--- BRIEF ---
For each record below, set it down exactly but leave out any picture.

[Source data]
○ ○ ○ ○ ○
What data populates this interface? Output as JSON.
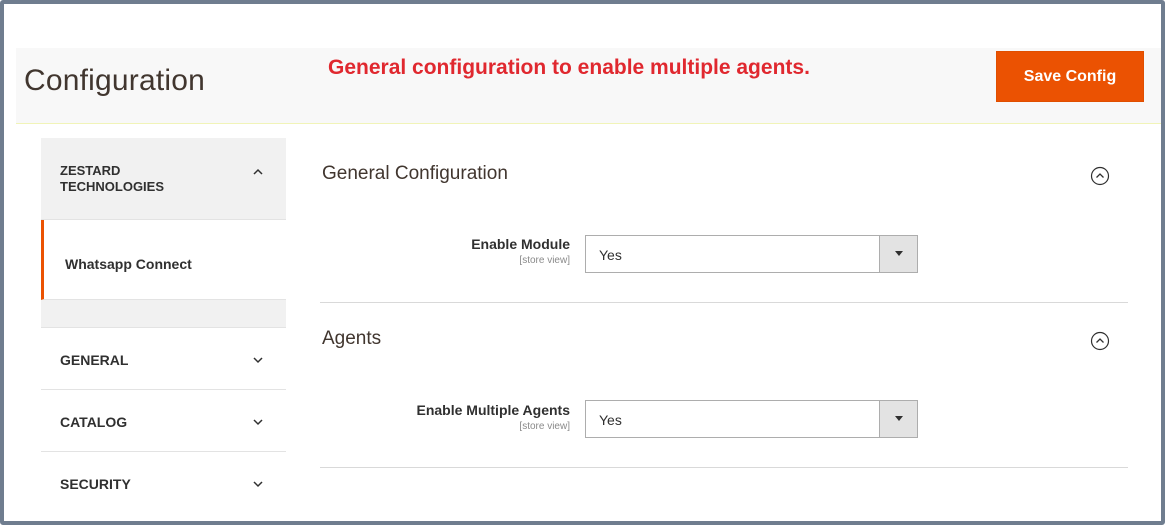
{
  "header": {
    "title": "Configuration",
    "annotation": "General configuration to enable multiple agents.",
    "save_label": "Save Config"
  },
  "sidebar": {
    "group": {
      "title": "ZESTARD TECHNOLOGIES",
      "icon": "chevron-up-icon",
      "items": [
        {
          "label": "Whatsapp Connect",
          "active": true
        }
      ]
    },
    "sections": [
      {
        "label": "GENERAL",
        "icon": "chevron-down-icon"
      },
      {
        "label": "CATALOG",
        "icon": "chevron-down-icon"
      },
      {
        "label": "SECURITY",
        "icon": "chevron-down-icon"
      }
    ]
  },
  "main": {
    "sections": [
      {
        "title": "General Configuration",
        "icon": "collapse-circle-icon",
        "field": {
          "label": "Enable Module",
          "scope": "[store view]",
          "value": "Yes"
        }
      },
      {
        "title": "Agents",
        "icon": "collapse-circle-icon",
        "field": {
          "label": "Enable Multiple Agents",
          "scope": "[store view]",
          "value": "Yes"
        }
      }
    ]
  },
  "colors": {
    "accent": "#eb5202",
    "annotation": "#e0282f",
    "frame": "#6f7d8f"
  }
}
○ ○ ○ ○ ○
--- TASK SOLUTION ---
What data populates this interface? Output as JSON.
{
  "header": {
    "title": "Configuration",
    "annotation": "General configuration to enable multiple agents.",
    "save_label": "Save Config"
  },
  "sidebar": {
    "group": {
      "title": "ZESTARD TECHNOLOGIES",
      "icon": "chevron-up-icon",
      "items": [
        {
          "label": "Whatsapp Connect",
          "active": true
        }
      ]
    },
    "sections": [
      {
        "label": "GENERAL",
        "icon": "chevron-down-icon"
      },
      {
        "label": "CATALOG",
        "icon": "chevron-down-icon"
      },
      {
        "label": "SECURITY",
        "icon": "chevron-down-icon"
      }
    ]
  },
  "main": {
    "sections": [
      {
        "title": "General Configuration",
        "icon": "collapse-circle-icon",
        "field": {
          "label": "Enable Module",
          "scope": "[store view]",
          "value": "Yes"
        }
      },
      {
        "title": "Agents",
        "icon": "collapse-circle-icon",
        "field": {
          "label": "Enable Multiple Agents",
          "scope": "[store view]",
          "value": "Yes"
        }
      }
    ]
  },
  "colors": {
    "accent": "#eb5202",
    "annotation": "#e0282f",
    "frame": "#6f7d8f"
  }
}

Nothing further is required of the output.